Rising interest rates, stagnant wages stifle housing market
This is how housing markets turn. Slowly.
Six years of home-price gains outpacing wage growth; bidding wars replaced by sales at the asking price; days or weeks on the market turning into months; rising mortgage rates. First-time shoppers start to get priced out, making it harder for move-up buyers to sell, and the slowdown ripples gradually up the real estate food chain.
“Every single market in the country has an entrylevel problem,” said Candace Adams, who oversees Berkshire Hathaway HomeServices’ operations and agents across Connecticut, Massachusetts, New York and Rhode Island.
While U.S. home prices have gained almost 60 percent since March 31, 2012, according to the S&P CoreLogic Case-Shiller 20-City Composite Index, household income is up a little less than 30 percent in the same period, Bureau of Economic Analysis data show. The average rate for a 30-year fixed mortgage rose from about 3.85 percent at the start of 2018 to about 4.74 percent now, Bankrate.com reports. Next year, it’s expected to rise further.
A buyer with a $2,500 monthly housing budget has lost almost $30,000 in purchasing power this year, according to Redfin Inc., a national brokerage.
In Orange County, Calif., more than 30 percent of homes for sale in the metro area would become unaffordable to buyers with a $3,500 monthly budget, Redfin estimates. In San Jose, that number would be almost 40 percent.
A half-point increase on a mortgage means cutting the price by about $25,000 and the size of the house by as much as 200 square feet. In cities where prices have gained the most, an increase of as little as half a percentage point in the borrowing rate can be the difference between buying and continuing to rent.
Miami prices are up almost 70 percent since March 2012, according to CoreLogic Case-Shiller. And many buyers are getting worried about interest rates, said Liz Hogan, a Realtor at Compass.
She has a client looking at a house in Pinecrest, Fla., listed at $899,000. The seller has been out of town, delaying the deal, and the client is getting antsy, she said.
“His thing to me every day is, ‘I’ll be patient, but not that patient because my mortgage broker told me the rates are going up and if they go up any more I’m not going to be able to afford this house,’” Hogan said. “He’s petrified he’s going to get priced out.’’
Higher rates have the biggest impact on entrylevel buyers, said Kim O’Connor, an agent at 8z Real Estate in Denver.
“I have really sharp millennial clients who were first-time homebuyers in the late spring, and definitely interest rates were on their minds the whole time,” O’Connor said. They were in a hurry to buy before another rate hike.

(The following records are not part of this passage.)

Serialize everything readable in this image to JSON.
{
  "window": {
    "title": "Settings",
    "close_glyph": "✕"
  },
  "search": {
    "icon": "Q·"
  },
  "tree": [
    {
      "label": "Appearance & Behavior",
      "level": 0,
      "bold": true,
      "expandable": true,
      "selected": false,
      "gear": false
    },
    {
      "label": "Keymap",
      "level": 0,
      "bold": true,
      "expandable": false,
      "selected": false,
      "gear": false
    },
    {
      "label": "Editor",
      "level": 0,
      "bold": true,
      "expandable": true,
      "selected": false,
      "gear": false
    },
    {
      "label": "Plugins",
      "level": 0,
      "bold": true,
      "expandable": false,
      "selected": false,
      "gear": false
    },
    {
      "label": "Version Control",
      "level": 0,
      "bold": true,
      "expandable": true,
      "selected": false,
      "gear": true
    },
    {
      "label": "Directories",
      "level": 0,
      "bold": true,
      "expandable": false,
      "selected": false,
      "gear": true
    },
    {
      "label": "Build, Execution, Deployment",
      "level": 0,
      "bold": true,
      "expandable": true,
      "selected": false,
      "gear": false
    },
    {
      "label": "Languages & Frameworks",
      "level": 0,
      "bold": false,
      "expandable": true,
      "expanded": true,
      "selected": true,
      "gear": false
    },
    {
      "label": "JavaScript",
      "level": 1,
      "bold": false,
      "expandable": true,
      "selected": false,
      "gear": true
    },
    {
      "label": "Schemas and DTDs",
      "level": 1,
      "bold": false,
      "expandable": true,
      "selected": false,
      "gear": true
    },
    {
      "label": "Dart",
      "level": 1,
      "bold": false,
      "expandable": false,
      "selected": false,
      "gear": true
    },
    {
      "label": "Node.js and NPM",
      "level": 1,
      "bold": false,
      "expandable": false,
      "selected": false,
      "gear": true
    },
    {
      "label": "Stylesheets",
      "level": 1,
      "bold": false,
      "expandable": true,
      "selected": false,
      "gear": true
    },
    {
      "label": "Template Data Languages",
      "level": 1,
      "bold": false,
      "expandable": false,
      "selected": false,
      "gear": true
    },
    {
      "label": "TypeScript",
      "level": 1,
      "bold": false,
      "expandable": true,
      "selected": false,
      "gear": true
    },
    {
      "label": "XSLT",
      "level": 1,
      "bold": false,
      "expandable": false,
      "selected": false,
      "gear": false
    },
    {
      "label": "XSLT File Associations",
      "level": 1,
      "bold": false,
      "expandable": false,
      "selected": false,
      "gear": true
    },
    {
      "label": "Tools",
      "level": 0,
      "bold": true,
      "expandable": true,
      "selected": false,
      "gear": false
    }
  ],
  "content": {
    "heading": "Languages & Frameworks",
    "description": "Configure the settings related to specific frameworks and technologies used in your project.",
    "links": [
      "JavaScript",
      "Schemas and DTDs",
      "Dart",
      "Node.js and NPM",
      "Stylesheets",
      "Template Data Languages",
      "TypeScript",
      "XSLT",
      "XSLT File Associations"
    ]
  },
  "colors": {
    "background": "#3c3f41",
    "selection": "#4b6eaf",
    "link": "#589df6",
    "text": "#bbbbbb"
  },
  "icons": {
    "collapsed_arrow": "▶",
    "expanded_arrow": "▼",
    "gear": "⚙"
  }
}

But interest rates are only part of the story. Areas with high taxes, like Chicago, New York and New Jersey, have been affected by last year’s tax bill, which capped the amount of state taxes and mortgage interest that could be written off on federal returns.
Buyers from high-tax states are coming to Florida, which has no state income tax, Hogan said. She cited two recent clients — one from the New York area and one from Greenwich, Conn. — who are house shopping in South Florida to establish residence there, even as they continue working in New York.
The average rate for a 30-year fixed mortgage rose from about 3.85 percent at the start of 2018 to about 4.74 percent now. A half-point increase on a mortgage means cutting the price by about $25,000 and the size of the house by as much as 200 square feet.